For example, do you prefer to engage in conversations that get straight to the point, are informal and social in nature, with just one person at a time, or do you like to really listen to others talk and comment when you really have something to say?
How you interact in these types of situations can be tied back to your strengths and personality. Someone more confident and take-charge will network differently from someone who’s a friendly people-person or even analytical, composed, and observant.
Consider how you usually build rapport and have made friends and connections in the past to give you clues so that you can network not only more effectively but more authentically.
4. Network inside your organization.
One of the misconceptions about networking is that you only need to engage in networking if you’re looking to leave your position. While it’s a useful strategy for those seeking to make a career transition, you don’t want to make the mistake of waiting until you’re in the process of making a career shift to start networking.
A perfect place to start networking outside of your family and friends is in your organization. Making connections inside of your organization will not only serve you well when it comes time to potentially getting a raise, seeking promotion, or even transferring to a new area but could also prove useful when you’re ready to leave the organization entirely. Your coworkers and work colleagues are connected to people inside the organization and throughout your community and other institutions that may be important to you for various reasons.
If you’re working remotely, networking can also help to increase your visibility within the organization. It’s also easier to network when working remotely because you can hop on the phone or Zoom call without disrupting your workday's regular flow.
5. Play the long game.
One of the great benefits of networking is that the more you step outside your comfort zone to meet new people, the more confidence you’ll have in your social and communicative skills. It will also help you get over any fears you may have about talking about yourself or what you do. Career growth comes from putting yourself out there and taking bold, decisive action.
In fact, you’ll become more self-assured around who you are, what you do, and what you offer to the world. The personal and professional benefits of networking on your self-esteem are something that will support you for a lifetime, not to mention the vulnerability and bravery of allowing your network to support you in achieving your career aspirations.
So think about networking as a long-game activity, not just something you’ll do situationally or for a brief moment in time.
Networking is a proven method to advance your career; however, the added benefits to your social and communication skills, as well as your confidence and self-esteem, should make it a daily habit. Once you make key connections, it’s important to nurture and solidify those relationships. Networking will help you break free from your comfort zone and clearly see what you have to offer and how you can be a resource to others. It’s an opportunity for expansion and growth if you create a strategy and reframe your mindset.

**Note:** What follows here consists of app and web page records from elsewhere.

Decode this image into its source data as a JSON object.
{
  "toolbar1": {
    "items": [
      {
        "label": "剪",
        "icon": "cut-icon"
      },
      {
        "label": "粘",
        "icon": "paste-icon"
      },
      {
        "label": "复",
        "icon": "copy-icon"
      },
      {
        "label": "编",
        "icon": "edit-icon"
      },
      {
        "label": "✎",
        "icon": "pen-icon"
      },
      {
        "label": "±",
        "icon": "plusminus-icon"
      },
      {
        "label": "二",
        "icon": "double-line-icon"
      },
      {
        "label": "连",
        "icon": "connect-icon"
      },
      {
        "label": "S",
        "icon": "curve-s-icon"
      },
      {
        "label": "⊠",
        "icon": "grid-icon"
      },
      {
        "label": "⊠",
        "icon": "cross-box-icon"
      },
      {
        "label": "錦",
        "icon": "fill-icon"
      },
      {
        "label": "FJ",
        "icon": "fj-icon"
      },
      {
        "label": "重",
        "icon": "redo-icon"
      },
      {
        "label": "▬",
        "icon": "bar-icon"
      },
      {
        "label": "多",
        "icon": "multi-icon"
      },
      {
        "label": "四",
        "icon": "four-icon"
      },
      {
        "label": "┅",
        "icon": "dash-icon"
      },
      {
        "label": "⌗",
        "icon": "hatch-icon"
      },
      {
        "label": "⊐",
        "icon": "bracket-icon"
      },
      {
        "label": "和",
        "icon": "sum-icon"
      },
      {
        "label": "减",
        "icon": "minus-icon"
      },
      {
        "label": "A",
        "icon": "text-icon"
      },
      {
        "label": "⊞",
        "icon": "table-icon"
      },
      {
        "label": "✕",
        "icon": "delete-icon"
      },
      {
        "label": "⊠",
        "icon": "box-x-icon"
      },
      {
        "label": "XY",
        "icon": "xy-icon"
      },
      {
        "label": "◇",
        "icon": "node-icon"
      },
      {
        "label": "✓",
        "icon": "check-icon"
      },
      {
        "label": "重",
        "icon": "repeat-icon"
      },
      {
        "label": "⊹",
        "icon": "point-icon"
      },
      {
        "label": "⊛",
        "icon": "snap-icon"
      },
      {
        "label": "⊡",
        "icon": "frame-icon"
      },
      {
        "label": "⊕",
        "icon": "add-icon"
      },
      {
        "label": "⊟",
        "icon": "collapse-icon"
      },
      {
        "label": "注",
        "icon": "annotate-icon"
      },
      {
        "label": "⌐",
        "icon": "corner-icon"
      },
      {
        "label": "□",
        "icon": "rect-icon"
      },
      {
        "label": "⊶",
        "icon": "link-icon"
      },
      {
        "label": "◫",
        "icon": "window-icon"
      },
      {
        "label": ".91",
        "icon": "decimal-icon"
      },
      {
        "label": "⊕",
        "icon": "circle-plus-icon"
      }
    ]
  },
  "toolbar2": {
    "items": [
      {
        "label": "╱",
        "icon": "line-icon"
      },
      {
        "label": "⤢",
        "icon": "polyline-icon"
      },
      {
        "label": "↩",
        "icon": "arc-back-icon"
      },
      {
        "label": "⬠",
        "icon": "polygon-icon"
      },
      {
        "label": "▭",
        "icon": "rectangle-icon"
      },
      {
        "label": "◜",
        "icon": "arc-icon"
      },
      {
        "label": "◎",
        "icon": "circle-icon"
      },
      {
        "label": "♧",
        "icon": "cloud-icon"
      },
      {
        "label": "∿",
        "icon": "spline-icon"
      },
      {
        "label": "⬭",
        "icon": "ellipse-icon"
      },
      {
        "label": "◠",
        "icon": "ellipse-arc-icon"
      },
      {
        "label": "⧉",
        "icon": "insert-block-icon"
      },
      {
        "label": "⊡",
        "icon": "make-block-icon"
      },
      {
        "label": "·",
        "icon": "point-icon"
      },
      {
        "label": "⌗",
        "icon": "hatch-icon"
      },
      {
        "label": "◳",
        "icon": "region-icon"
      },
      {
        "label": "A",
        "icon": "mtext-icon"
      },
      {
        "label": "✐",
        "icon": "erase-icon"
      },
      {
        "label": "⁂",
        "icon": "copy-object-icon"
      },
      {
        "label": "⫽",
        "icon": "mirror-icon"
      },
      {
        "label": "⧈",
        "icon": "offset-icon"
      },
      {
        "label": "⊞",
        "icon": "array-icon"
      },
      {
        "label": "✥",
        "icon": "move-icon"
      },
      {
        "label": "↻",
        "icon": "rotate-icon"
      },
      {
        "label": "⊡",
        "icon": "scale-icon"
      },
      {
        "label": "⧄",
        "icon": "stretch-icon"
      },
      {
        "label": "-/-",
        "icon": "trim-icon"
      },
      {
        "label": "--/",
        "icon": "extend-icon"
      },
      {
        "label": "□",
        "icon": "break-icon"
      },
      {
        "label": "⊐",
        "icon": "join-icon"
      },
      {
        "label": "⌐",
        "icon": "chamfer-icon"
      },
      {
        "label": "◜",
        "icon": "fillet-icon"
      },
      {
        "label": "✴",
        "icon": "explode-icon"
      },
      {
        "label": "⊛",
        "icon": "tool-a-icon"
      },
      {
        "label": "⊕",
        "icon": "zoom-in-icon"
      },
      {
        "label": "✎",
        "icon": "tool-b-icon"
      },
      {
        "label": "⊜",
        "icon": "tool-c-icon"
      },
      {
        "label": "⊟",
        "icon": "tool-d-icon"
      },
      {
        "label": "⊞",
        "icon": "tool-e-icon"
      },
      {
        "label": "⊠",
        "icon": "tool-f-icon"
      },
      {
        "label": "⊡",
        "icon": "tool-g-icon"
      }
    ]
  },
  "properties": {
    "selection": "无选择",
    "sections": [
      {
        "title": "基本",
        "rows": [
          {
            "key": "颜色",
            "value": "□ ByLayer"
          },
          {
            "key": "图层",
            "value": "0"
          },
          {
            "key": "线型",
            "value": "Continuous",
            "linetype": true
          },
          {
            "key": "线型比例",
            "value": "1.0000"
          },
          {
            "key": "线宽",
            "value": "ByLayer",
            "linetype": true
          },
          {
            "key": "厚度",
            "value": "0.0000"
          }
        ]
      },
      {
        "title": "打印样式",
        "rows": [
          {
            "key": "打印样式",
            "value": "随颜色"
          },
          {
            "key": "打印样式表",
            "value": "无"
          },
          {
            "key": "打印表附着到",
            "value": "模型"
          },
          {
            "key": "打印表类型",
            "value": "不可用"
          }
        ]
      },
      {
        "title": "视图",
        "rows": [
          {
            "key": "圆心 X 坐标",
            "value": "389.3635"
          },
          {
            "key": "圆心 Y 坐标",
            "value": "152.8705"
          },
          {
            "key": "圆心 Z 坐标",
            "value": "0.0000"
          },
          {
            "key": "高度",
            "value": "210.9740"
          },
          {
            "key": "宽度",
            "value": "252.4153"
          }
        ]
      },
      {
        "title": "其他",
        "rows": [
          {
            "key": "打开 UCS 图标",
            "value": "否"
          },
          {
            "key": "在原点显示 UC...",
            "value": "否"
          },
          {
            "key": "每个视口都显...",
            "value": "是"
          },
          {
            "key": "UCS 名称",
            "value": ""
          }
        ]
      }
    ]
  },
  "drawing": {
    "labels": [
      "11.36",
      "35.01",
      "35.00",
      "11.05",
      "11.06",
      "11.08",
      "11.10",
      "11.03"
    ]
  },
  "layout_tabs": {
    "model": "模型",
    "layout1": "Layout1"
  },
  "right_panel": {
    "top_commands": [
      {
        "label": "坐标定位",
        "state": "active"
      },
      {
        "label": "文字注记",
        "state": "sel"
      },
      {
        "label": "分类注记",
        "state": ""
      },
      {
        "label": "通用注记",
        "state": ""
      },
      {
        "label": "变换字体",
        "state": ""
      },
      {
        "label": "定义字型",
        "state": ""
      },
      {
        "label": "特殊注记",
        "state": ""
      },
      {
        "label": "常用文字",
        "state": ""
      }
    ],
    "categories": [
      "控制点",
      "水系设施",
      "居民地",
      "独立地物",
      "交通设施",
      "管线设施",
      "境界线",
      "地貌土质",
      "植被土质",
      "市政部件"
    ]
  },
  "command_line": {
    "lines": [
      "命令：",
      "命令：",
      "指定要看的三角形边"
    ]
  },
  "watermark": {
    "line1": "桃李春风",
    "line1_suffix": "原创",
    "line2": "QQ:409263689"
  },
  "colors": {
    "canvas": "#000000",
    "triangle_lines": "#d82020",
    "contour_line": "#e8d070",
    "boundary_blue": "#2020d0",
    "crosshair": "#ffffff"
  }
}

If this resonates with you and you'd like to network with a group of other amazing professional women who are elevating and advancing their careers, join us here.